**** Record set

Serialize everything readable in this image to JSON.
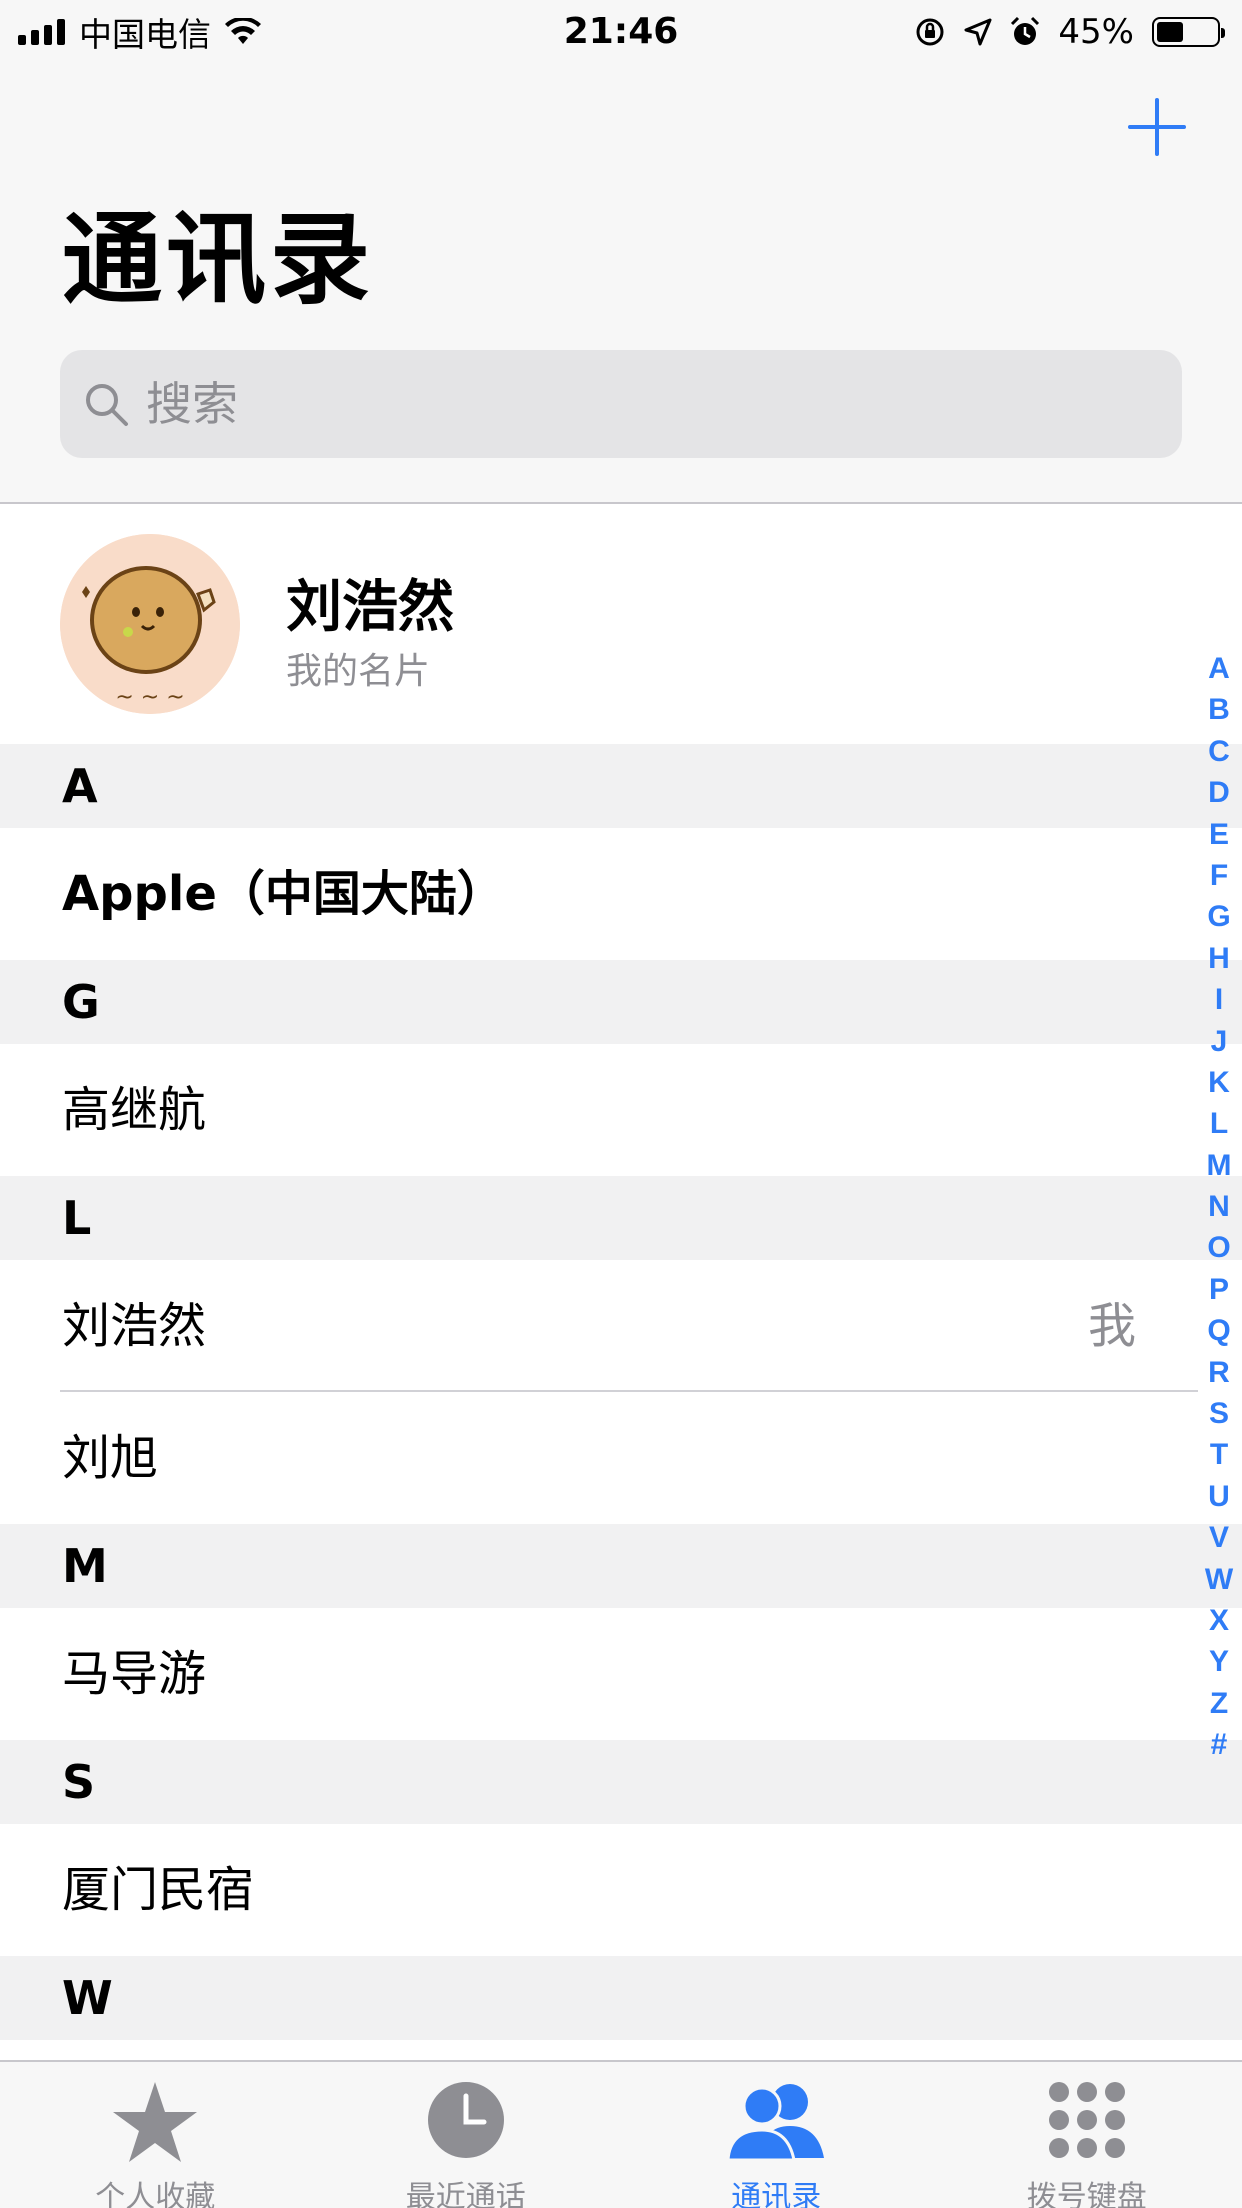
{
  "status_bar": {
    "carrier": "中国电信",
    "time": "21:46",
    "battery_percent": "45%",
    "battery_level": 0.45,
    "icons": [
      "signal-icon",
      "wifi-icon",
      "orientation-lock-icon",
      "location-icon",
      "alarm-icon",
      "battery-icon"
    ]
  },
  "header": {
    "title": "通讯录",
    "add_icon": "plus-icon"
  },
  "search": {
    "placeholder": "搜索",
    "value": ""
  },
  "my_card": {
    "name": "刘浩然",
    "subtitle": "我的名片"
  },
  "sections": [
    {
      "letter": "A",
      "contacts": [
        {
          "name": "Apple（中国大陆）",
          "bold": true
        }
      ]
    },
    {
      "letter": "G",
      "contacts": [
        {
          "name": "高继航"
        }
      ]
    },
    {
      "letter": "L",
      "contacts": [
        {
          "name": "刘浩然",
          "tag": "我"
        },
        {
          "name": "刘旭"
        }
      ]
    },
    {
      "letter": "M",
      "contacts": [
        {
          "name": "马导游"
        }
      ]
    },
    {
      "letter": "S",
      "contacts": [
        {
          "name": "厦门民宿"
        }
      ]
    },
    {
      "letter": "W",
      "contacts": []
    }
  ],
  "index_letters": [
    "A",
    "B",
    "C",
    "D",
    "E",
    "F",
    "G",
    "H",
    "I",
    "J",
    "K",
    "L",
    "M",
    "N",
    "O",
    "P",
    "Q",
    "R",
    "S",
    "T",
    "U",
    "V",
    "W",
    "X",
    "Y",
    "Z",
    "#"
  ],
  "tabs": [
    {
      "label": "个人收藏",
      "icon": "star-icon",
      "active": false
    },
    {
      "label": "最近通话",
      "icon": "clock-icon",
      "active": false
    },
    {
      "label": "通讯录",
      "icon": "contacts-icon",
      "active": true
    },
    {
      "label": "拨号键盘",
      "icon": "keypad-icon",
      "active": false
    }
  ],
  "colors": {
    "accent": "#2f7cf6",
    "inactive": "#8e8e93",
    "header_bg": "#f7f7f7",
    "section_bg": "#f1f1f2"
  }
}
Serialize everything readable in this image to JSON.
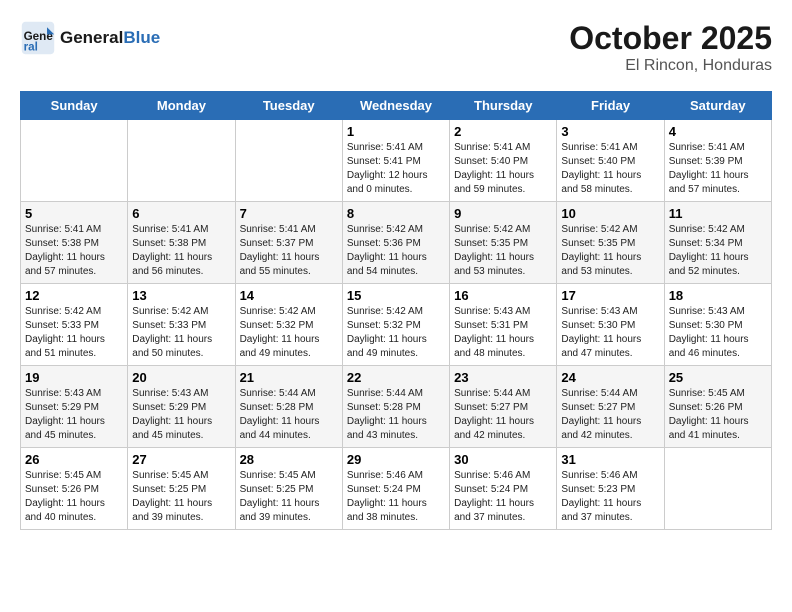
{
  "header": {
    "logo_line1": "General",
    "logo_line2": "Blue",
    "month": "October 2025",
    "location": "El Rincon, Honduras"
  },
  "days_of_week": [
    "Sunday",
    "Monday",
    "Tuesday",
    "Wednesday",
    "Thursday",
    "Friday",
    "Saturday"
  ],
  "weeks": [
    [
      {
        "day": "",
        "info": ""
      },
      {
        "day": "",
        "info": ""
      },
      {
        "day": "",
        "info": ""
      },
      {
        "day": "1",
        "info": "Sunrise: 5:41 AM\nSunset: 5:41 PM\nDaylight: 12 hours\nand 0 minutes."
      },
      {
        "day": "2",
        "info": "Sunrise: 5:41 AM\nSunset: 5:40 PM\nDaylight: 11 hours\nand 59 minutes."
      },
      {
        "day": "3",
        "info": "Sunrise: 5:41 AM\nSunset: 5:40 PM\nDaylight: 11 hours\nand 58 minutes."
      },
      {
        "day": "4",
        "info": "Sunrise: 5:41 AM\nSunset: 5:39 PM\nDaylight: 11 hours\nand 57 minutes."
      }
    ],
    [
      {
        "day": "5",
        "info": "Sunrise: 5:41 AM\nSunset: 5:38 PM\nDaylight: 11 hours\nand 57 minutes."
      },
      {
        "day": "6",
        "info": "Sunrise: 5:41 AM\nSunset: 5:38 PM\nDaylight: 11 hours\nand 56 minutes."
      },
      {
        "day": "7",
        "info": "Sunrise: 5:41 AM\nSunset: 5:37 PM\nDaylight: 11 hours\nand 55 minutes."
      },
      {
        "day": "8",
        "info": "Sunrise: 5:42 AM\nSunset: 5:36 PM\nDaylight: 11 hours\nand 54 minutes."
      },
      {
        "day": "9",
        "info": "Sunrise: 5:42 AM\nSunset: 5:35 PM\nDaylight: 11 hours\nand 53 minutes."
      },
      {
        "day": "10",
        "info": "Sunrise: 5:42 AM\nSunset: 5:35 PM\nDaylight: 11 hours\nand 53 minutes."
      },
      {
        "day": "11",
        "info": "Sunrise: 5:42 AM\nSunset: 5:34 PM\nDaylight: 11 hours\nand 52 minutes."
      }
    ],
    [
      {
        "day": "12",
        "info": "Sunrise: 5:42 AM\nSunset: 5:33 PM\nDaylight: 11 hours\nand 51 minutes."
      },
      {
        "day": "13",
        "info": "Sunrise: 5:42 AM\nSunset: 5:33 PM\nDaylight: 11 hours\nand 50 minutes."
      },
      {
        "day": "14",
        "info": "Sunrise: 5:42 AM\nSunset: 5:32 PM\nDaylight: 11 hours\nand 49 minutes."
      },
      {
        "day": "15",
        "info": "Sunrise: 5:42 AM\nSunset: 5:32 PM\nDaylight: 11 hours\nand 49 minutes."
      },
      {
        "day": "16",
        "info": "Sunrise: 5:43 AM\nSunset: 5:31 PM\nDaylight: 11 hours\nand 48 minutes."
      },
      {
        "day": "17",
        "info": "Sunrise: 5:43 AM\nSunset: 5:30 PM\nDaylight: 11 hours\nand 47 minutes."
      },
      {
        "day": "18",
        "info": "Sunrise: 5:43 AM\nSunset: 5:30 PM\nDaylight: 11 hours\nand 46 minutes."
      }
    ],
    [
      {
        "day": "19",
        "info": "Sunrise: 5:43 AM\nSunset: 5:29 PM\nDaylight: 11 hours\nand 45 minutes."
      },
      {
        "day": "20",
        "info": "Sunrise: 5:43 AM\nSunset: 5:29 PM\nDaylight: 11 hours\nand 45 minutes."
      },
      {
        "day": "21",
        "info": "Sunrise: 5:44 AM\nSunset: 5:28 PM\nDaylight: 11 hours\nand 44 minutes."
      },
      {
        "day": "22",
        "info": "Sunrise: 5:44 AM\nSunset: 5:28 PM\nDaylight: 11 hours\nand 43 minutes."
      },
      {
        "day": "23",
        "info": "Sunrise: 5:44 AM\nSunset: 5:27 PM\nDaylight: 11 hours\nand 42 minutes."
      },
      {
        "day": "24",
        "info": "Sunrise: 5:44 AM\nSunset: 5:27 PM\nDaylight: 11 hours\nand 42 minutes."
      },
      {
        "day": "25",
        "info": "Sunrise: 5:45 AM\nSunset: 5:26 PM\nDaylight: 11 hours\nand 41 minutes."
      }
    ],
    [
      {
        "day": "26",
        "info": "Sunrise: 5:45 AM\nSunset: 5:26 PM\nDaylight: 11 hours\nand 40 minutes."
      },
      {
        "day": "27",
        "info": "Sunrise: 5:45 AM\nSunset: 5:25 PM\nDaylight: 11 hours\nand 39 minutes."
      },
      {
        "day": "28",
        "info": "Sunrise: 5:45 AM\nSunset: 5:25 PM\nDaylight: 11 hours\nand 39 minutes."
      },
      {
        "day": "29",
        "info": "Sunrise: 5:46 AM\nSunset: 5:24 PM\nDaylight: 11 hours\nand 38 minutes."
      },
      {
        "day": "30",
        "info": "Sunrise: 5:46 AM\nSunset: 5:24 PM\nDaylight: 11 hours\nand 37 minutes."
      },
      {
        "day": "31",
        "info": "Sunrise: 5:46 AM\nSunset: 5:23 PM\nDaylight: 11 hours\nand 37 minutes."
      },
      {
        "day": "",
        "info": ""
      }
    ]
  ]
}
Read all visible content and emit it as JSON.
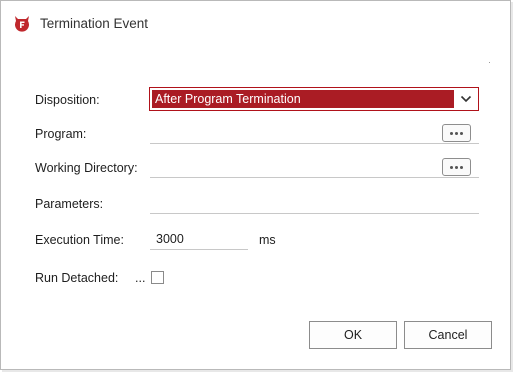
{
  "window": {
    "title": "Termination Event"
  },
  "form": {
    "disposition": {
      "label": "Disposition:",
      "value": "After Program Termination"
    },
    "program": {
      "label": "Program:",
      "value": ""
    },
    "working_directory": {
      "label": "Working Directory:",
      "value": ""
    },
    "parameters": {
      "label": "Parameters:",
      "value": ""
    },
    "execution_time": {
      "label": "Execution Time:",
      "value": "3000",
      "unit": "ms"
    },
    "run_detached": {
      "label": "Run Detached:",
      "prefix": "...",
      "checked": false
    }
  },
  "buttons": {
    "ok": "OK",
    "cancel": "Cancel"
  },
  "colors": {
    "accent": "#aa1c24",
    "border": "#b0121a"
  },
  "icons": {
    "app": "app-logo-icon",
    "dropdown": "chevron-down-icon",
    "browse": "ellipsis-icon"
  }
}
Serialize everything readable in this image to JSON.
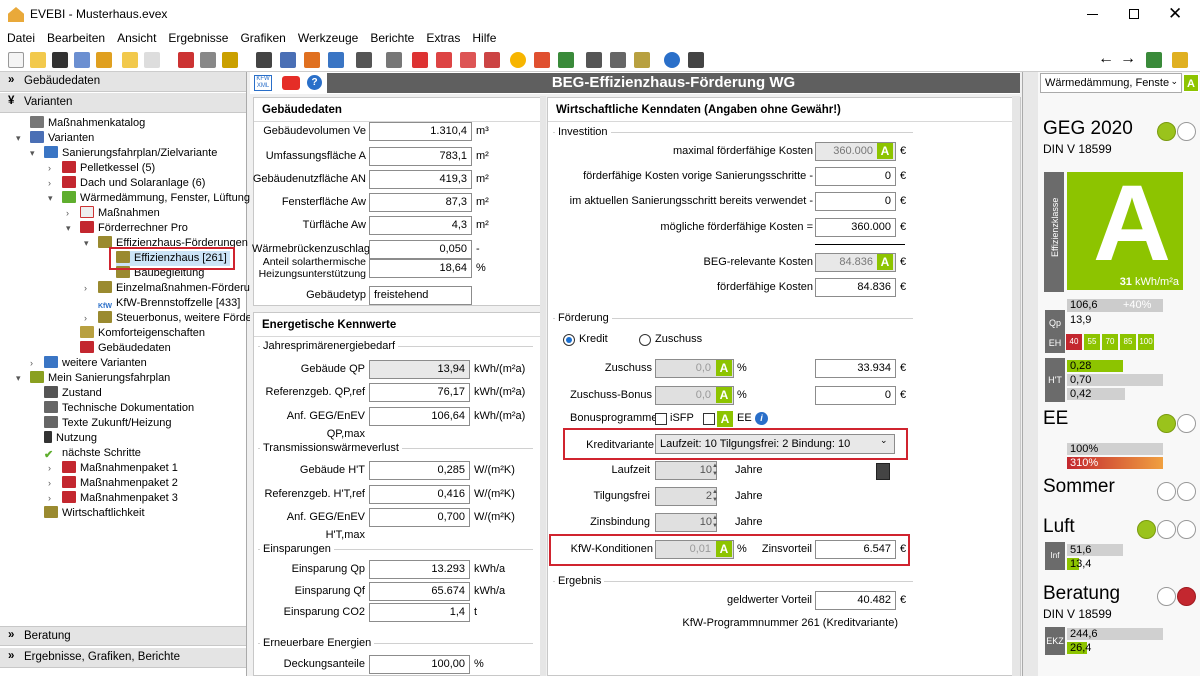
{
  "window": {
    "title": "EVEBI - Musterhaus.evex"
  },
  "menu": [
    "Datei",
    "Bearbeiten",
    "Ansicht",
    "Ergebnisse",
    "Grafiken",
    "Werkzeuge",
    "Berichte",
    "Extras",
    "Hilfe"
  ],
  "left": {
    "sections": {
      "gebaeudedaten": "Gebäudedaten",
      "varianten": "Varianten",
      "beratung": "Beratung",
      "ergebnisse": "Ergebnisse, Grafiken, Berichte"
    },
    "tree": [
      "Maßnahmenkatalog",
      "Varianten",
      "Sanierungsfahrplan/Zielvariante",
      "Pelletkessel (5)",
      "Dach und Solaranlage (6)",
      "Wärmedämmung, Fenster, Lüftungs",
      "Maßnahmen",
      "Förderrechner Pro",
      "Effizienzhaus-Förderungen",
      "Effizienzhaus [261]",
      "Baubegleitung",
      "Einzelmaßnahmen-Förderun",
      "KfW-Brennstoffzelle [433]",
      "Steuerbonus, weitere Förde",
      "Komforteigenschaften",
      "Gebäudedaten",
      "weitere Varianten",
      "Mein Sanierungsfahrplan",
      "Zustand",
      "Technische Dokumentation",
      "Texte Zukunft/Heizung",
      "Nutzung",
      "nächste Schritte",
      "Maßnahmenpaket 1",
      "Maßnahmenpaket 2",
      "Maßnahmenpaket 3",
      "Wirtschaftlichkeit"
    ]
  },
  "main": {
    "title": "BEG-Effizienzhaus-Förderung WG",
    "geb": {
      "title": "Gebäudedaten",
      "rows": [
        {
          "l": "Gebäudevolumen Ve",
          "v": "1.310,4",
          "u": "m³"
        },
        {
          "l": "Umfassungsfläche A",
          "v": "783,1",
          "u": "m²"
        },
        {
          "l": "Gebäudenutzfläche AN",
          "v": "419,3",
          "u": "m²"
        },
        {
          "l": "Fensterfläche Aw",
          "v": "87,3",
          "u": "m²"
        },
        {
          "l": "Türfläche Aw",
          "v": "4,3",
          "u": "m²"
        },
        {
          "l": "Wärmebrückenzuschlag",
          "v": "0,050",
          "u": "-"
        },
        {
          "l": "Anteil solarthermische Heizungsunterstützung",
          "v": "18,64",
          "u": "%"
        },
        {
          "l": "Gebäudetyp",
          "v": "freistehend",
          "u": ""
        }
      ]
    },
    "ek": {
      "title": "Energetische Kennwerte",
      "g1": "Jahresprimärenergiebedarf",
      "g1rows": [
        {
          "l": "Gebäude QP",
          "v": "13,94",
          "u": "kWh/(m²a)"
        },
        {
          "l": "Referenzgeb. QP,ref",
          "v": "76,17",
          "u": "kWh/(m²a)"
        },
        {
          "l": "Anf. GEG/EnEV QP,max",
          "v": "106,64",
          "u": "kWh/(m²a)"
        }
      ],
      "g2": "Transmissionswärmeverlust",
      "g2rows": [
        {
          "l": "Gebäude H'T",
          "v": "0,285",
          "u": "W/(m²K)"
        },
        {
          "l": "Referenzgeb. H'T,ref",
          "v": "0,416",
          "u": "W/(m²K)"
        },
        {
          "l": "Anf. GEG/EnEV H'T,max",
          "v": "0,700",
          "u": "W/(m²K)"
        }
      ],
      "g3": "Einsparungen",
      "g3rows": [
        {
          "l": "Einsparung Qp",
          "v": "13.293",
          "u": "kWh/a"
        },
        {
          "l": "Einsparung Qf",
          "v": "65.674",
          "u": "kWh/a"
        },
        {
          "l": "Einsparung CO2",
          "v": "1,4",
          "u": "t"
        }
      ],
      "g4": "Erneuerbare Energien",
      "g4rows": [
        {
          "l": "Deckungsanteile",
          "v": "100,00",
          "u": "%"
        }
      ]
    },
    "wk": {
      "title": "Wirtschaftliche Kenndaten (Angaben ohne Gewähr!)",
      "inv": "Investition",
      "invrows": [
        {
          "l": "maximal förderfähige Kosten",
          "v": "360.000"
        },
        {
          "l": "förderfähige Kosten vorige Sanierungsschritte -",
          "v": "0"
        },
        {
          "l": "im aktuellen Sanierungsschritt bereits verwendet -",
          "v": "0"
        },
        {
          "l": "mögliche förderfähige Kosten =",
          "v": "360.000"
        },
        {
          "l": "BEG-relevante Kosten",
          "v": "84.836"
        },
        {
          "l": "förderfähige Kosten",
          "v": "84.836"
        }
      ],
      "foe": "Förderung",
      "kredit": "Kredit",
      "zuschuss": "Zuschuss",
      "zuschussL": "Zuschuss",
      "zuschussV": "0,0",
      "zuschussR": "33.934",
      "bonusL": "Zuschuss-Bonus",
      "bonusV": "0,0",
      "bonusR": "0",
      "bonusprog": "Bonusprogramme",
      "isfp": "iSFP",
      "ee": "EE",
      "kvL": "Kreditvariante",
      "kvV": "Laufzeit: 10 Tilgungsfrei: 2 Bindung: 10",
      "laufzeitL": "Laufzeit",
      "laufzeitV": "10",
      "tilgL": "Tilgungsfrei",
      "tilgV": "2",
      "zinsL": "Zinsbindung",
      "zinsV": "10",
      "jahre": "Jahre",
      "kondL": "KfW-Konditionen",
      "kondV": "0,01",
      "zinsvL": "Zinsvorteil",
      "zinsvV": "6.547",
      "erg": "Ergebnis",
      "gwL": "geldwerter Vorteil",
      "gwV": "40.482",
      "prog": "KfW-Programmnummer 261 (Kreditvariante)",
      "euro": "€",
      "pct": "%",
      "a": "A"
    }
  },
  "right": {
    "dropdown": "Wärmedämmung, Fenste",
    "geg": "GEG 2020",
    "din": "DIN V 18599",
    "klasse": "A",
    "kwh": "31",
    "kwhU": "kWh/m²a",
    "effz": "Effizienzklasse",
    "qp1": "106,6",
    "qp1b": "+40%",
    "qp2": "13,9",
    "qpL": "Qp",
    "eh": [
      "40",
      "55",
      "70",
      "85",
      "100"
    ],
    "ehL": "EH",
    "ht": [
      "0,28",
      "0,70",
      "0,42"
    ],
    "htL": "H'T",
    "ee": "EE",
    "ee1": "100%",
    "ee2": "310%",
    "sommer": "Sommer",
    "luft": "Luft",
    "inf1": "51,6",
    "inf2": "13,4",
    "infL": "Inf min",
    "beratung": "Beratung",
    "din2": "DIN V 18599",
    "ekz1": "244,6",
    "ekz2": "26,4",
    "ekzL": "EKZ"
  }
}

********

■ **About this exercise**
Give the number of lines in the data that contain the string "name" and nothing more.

■ **Exercise response**
7